The most likely outcome will be that the Justice Department will prevent the laws from going into effect by announcing that federal law pre-empts the state initiatives, which would make marijuana legal for recreational use, law enforcement sources said. But the White House and the Justice Department have not made a decision yet, senior officials said.
“I really don’t know what we’re going to do,” said one high-ranking law enforcement official involved in the decision who was not authorized to speak publicly.
Washington state and Colorado approved initiatives on Tuesday to decriminalize the possession of less than an ounce of marijuana. Oregon defeated a similar measure. Up to this point, the Justice Department and the White House Office of National Drug Control Policy have been mute about the ballot initiatives. Before the election, the Justice Department did not respond to nine former administrators of the Drug Enforcement Administration who wrote a letter urging the administration to take a stance on the ballot proposals in all three states.
One administration official Friday suggested that the administration’s silence was a deliberate strategy to avoid antagonizing liberal voters in Colorado, a crucial swing state.
“It was a battleground state,” said the administration official, who spoke on the condition of anonymity because he was not authorized to talk publicly.
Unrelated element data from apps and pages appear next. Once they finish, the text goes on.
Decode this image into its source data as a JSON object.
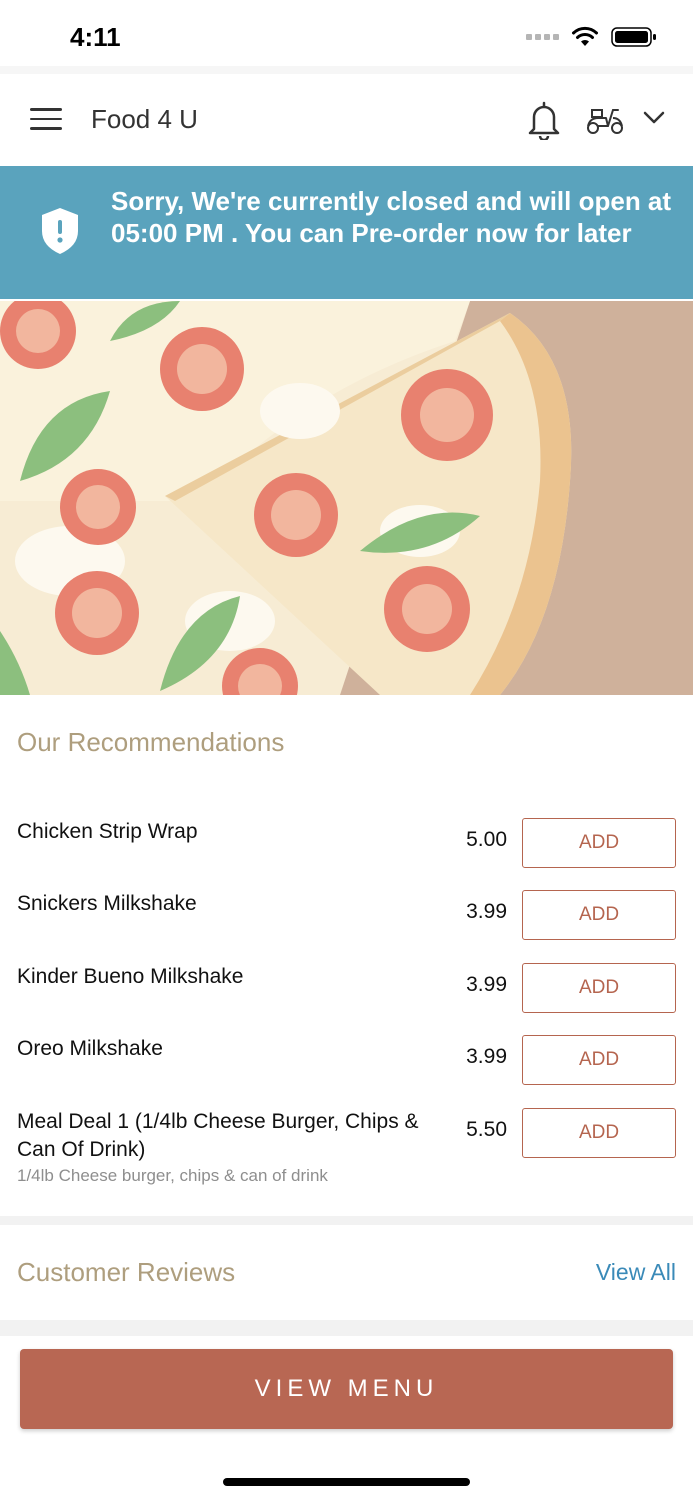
{
  "status_bar": {
    "time": "4:11"
  },
  "header": {
    "title": "Food 4 U"
  },
  "banner": {
    "text": "Sorry, We're currently closed and will open at 05:00 PM . You can Pre-order now for later"
  },
  "recommendations": {
    "title": "Our Recommendations",
    "items": [
      {
        "name": "Chicken Strip Wrap",
        "price": "5.00",
        "add_label": "ADD"
      },
      {
        "name": "Snickers Milkshake",
        "price": "3.99",
        "add_label": "ADD"
      },
      {
        "name": "Kinder Bueno Milkshake",
        "price": "3.99",
        "add_label": "ADD"
      },
      {
        "name": "Oreo Milkshake",
        "price": "3.99",
        "add_label": "ADD"
      },
      {
        "name": "Meal Deal 1 (1/4lb Cheese Burger, Chips & Can Of Drink)",
        "description": "1/4lb Cheese burger, chips & can of drink",
        "price": "5.50",
        "add_label": "ADD"
      }
    ]
  },
  "reviews": {
    "title": "Customer Reviews",
    "view_all": "View All"
  },
  "footer": {
    "button_label": "VIEW MENU"
  },
  "colors": {
    "banner": "#5aa3bd",
    "accent": "#b86753",
    "section_title": "#ae9e7e",
    "link": "#3a8ab8"
  },
  "icons": [
    "hamburger-menu-icon",
    "bell-icon",
    "scooter-icon",
    "chevron-down-icon",
    "shield-alert-icon",
    "signal-icon",
    "wifi-icon",
    "battery-icon"
  ]
}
In similar instances, officials have made the administration stance clear ahead of votes.